### INSTRUCTIONS FOR THE TASK
Across the following data, state how many lines include the word "heading". Provide the number alone.

### RECORDS TO USE
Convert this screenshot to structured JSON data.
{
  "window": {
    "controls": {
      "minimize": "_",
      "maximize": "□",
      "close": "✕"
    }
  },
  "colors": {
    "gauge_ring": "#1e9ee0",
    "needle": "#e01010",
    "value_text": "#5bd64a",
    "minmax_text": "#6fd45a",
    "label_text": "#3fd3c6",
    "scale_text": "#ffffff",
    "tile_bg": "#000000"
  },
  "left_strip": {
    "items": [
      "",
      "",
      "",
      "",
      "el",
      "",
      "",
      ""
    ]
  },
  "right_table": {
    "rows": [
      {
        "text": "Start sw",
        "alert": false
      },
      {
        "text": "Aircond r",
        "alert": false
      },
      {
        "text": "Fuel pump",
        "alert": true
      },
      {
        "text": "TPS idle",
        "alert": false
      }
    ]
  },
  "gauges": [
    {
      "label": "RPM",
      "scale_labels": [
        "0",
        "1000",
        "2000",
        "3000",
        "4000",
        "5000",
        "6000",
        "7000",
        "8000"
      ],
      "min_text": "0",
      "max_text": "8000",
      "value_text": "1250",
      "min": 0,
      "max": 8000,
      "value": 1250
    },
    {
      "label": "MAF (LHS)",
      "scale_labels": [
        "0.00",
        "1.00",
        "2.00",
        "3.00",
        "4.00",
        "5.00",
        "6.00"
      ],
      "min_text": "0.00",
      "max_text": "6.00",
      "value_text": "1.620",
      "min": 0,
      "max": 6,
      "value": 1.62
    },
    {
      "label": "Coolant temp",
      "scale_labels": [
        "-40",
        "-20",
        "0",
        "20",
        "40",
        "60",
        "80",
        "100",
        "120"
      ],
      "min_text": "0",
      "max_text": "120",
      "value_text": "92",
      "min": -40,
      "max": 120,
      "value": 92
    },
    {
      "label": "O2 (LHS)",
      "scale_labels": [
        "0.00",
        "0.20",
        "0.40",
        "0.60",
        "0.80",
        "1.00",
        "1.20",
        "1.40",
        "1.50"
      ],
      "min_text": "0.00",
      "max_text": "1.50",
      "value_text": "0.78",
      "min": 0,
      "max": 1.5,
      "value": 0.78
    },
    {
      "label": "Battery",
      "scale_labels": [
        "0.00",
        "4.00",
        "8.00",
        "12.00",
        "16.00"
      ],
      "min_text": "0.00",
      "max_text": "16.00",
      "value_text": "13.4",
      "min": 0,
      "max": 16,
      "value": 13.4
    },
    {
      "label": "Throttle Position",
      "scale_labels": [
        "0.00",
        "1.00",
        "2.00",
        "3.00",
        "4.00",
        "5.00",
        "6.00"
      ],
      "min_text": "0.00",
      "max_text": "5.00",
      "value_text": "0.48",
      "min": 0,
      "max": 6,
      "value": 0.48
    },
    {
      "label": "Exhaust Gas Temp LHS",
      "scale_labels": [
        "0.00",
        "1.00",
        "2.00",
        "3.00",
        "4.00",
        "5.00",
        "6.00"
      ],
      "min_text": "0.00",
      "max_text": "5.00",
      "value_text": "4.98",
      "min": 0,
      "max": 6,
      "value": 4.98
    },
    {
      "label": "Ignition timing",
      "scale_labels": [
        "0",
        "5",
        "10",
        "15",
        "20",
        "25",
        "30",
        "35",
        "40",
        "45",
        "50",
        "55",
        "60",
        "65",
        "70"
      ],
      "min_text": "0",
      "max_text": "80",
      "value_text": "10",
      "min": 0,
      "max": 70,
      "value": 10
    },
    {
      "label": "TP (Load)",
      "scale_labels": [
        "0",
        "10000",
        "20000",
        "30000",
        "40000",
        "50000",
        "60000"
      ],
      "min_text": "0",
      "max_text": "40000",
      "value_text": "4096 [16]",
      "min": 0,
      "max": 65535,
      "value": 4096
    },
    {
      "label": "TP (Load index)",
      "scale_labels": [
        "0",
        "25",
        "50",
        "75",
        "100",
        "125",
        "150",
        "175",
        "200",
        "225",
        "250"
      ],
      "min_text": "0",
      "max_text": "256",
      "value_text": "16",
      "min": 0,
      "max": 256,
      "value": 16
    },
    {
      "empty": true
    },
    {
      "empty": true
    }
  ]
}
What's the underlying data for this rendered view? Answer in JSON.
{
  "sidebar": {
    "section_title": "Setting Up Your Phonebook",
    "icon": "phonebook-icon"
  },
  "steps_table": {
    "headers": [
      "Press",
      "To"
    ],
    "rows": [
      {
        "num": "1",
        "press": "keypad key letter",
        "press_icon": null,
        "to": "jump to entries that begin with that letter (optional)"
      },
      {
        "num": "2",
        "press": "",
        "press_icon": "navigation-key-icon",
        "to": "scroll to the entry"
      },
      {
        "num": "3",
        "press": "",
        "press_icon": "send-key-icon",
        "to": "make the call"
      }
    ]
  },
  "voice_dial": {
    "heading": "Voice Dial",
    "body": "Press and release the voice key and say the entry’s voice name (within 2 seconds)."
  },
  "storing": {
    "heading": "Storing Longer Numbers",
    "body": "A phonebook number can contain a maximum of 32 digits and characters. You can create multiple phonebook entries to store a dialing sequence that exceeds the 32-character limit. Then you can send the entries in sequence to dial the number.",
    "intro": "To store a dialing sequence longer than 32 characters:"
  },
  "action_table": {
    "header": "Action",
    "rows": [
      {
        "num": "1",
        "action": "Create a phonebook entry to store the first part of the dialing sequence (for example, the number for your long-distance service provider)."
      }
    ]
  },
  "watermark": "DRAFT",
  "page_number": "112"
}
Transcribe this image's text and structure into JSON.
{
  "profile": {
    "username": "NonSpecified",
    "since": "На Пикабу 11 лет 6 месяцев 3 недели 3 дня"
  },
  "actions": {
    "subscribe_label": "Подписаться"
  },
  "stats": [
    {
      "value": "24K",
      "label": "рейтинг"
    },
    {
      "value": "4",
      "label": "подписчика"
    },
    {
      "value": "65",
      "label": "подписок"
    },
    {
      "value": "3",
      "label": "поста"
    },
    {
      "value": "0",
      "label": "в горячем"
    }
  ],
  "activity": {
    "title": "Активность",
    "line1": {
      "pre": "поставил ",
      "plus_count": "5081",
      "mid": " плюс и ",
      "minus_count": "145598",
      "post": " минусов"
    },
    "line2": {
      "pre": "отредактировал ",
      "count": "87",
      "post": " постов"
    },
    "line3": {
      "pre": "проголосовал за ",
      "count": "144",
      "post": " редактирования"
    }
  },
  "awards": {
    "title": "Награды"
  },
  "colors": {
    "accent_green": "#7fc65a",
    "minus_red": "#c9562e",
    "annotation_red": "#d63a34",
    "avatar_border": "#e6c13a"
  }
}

### RESULT OF THIS EXERCISE
2